_Goal of the exercise:_
In the material below, count the lines with the word "this" and state that number only.

════════

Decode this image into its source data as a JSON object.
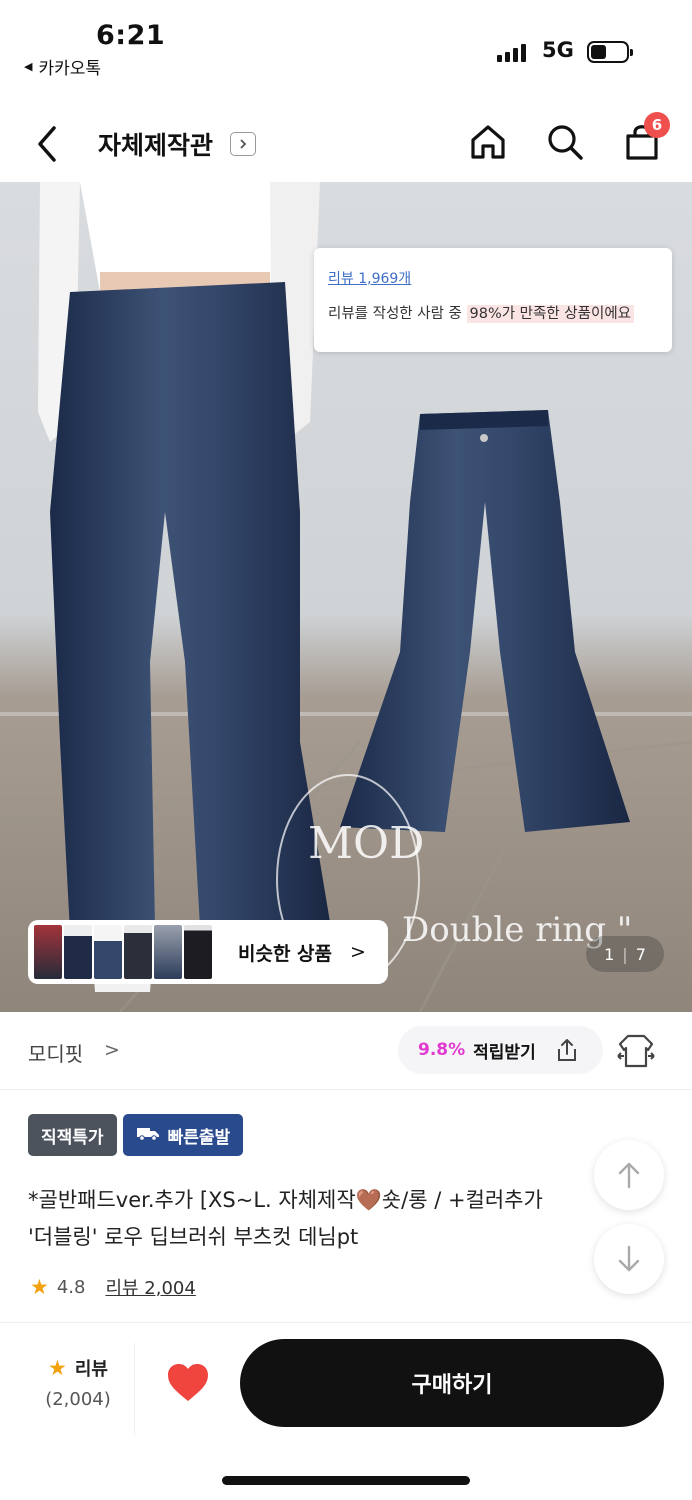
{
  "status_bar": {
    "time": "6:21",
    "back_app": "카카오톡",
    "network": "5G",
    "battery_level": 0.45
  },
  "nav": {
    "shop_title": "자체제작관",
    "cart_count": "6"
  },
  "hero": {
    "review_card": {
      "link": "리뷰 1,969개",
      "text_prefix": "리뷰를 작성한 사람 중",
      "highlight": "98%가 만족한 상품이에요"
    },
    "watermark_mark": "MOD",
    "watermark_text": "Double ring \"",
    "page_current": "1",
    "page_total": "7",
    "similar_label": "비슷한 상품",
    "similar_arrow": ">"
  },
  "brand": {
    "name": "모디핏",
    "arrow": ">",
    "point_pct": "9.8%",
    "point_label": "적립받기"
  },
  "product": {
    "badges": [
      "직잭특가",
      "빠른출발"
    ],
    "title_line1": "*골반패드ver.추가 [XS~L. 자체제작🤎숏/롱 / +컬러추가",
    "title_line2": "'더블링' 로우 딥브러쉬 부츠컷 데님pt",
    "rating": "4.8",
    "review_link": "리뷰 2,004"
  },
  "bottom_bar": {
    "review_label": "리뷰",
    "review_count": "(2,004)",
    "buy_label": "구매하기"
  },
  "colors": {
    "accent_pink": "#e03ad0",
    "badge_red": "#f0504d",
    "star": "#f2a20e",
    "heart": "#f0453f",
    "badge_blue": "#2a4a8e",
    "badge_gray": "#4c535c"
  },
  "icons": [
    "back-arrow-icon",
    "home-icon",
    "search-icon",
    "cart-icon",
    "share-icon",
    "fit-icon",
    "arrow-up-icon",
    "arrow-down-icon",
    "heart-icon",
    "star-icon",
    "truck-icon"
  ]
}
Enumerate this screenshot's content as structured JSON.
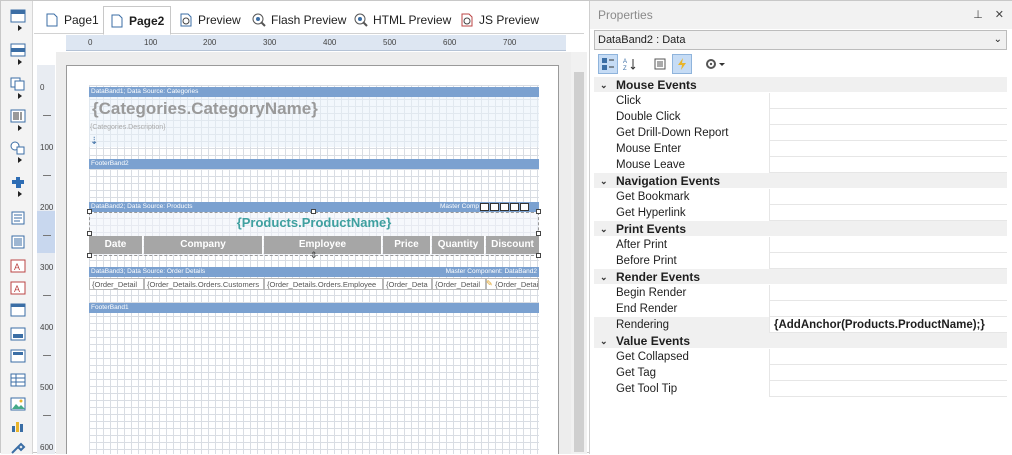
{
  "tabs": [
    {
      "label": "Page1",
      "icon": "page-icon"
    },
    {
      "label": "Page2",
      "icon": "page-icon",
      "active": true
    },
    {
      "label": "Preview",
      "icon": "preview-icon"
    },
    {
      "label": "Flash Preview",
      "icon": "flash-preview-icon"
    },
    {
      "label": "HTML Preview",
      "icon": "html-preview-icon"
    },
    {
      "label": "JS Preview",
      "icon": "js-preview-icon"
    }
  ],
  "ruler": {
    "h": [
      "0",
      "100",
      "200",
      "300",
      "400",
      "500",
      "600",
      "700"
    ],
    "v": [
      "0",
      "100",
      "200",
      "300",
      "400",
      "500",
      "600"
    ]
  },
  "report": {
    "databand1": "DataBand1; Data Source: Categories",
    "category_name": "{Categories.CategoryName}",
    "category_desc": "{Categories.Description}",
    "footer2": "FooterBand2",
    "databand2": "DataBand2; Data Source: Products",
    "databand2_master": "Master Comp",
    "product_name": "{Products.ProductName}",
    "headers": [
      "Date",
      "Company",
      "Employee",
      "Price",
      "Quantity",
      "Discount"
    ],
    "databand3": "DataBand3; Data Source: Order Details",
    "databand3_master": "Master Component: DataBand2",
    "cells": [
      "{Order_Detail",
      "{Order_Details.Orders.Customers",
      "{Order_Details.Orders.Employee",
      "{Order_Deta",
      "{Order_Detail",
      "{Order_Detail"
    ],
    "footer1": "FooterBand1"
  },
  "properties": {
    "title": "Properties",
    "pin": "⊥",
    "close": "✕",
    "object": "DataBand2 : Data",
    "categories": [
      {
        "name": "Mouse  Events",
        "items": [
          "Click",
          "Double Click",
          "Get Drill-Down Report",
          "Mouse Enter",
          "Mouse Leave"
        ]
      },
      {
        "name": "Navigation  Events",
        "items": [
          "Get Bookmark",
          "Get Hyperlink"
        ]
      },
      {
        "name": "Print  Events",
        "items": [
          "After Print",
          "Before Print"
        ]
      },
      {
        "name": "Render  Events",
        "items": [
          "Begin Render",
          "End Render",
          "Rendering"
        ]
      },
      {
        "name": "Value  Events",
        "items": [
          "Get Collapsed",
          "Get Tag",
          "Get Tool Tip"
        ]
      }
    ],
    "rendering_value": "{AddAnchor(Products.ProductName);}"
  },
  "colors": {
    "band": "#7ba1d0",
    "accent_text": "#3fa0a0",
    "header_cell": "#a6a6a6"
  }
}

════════

_Solution below:_
2